A video of the raid went round on social media. In it, Haji Abdul Kiyimba, mayor of the town council where the shelter is located, demands the young men tell him their parents’ phone numbers while whipping them.
Human Rights Watch says Uganda is using the cover of coronavirus to marginalise and target gay people. “At the root of the arrests is homophobia.”
Kill The Gays
In recent years, Uganda has been a fairly horrific place to be if you’re queer. It was five years ago that the government tried to introduce a bill that was described as Kill The Gays. That legislation failed on a technicality, but there’s now a renewed push to introduce laws that will make homosexual acts punishable by death.
In 2014, a court found that the Kill The Gays bill was unconstitutional.
“We are putting our act together. Just give us a bit of time…” said James Nsaba Buturo – one of the MPs pushing for the new legislation. “We need a law that defends and protects our values.”
Homosexuality is already illegal in Uganda – a largely conservative Christian country. The current punishment is life imprisonment. According to reporting by the Guardian, hate crimes against queer people – including physical and sexual assault, blackmail and extortion – are common in Uganda, but most victims are too fearful to go to the police. Tabloid newspapers routinely “out” people believed to be gay.
Existing laws are also used to discriminate against LGBTQ people, making it harder for them to get a job or promotion, rent housing or access health and education services. Many flee to neighbouring countries where discrimination – though still acute – is less severe.
After initially indicating it might support the move, the government has backed away from supporting any change to the law after major aid donors expressed their concerns. However, some government ministers – such as Simon Lokodo, Uganda’s state minister for ethics and integrity – are publicly backing the bill on the grounds that targets the ‘promotion’ of homosexuality.
Why is it illegal to be gay in Uganda?
The criminalisation of same-sex sexual activity is a hang-over from British colonial rule, however – following independence – that criminalisation was enshrined in Uganda’s penal code in 1950.
The maximum penalty for same-sex sexual activity is life imprisonment.
There are no protections against discrimination based on sexuality, and there is no legal recognition of same-sex couples.
A 2005 amendment to the constitution strengthened the position against recognition of same-sex couples by explicitly prohibiting same-sex marriage.
How you can help LGBTQ people in Uganda
Find ways to help publicise the stories and experiences of LGBTQ people in Uganda.
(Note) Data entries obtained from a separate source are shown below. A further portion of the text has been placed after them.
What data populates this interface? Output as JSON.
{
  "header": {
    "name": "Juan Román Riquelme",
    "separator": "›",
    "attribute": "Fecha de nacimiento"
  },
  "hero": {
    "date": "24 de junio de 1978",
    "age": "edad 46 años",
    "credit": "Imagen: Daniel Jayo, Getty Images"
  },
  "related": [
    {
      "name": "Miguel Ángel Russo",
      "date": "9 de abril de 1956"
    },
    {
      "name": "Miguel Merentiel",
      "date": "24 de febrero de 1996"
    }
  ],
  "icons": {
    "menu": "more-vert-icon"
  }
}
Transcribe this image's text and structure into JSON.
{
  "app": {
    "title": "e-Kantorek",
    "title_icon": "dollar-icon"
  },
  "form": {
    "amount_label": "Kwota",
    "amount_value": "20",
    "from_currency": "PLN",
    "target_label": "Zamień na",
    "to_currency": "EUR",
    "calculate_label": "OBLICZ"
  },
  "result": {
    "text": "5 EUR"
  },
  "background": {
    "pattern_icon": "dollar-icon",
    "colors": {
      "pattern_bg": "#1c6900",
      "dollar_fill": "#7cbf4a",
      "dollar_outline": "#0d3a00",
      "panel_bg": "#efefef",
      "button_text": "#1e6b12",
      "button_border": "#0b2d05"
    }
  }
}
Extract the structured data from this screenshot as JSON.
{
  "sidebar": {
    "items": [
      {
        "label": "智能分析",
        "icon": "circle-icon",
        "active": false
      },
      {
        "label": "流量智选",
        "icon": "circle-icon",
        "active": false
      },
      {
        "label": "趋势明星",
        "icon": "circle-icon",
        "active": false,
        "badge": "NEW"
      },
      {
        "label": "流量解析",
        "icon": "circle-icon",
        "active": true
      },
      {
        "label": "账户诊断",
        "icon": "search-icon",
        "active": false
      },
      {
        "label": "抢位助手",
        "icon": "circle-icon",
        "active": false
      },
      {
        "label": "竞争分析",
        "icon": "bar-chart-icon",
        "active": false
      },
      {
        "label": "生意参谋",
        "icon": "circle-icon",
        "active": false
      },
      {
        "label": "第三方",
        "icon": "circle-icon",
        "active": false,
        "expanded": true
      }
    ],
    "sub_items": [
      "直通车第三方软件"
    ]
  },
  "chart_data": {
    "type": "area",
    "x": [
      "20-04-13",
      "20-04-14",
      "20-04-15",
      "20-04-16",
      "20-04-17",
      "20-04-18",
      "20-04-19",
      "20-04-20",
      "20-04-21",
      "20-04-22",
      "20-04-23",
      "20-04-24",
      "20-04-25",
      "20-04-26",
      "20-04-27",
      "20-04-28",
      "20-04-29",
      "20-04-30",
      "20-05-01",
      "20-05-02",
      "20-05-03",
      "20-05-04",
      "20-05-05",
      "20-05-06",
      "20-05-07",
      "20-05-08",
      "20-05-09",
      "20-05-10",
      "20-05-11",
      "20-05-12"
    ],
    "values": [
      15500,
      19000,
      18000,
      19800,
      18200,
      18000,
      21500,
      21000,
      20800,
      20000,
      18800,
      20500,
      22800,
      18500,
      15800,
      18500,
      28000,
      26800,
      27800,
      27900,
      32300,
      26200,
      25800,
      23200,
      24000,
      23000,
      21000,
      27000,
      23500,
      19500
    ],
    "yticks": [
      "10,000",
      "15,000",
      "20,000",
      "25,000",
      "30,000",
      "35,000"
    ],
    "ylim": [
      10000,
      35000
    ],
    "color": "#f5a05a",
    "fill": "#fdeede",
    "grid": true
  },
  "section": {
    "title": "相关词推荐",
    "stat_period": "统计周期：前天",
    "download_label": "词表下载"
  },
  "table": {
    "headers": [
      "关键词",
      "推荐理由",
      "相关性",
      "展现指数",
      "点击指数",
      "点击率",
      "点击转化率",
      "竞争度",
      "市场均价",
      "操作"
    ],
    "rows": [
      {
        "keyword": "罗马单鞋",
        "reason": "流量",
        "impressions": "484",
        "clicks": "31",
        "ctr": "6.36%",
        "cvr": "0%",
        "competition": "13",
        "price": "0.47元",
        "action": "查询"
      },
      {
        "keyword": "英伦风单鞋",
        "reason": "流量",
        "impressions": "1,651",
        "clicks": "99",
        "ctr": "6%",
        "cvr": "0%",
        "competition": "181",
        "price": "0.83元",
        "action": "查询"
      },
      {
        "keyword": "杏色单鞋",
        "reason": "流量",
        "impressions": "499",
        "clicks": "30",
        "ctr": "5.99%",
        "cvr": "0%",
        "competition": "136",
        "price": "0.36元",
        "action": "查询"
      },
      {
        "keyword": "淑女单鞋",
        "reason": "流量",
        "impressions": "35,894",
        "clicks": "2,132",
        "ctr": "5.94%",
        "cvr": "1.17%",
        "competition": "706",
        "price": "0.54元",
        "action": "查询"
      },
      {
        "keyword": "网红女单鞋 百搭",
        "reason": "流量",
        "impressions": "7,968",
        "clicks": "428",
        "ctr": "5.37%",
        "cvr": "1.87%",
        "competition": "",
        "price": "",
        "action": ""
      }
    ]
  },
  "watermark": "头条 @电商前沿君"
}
Use your networks to raise awareness of the challenges faced by LGBTQ people in Uganda.
Lobby your political representatives to raise concerns regarding Uganda’s criminalisation of same-sex sexual activities through any available diplomatic channels.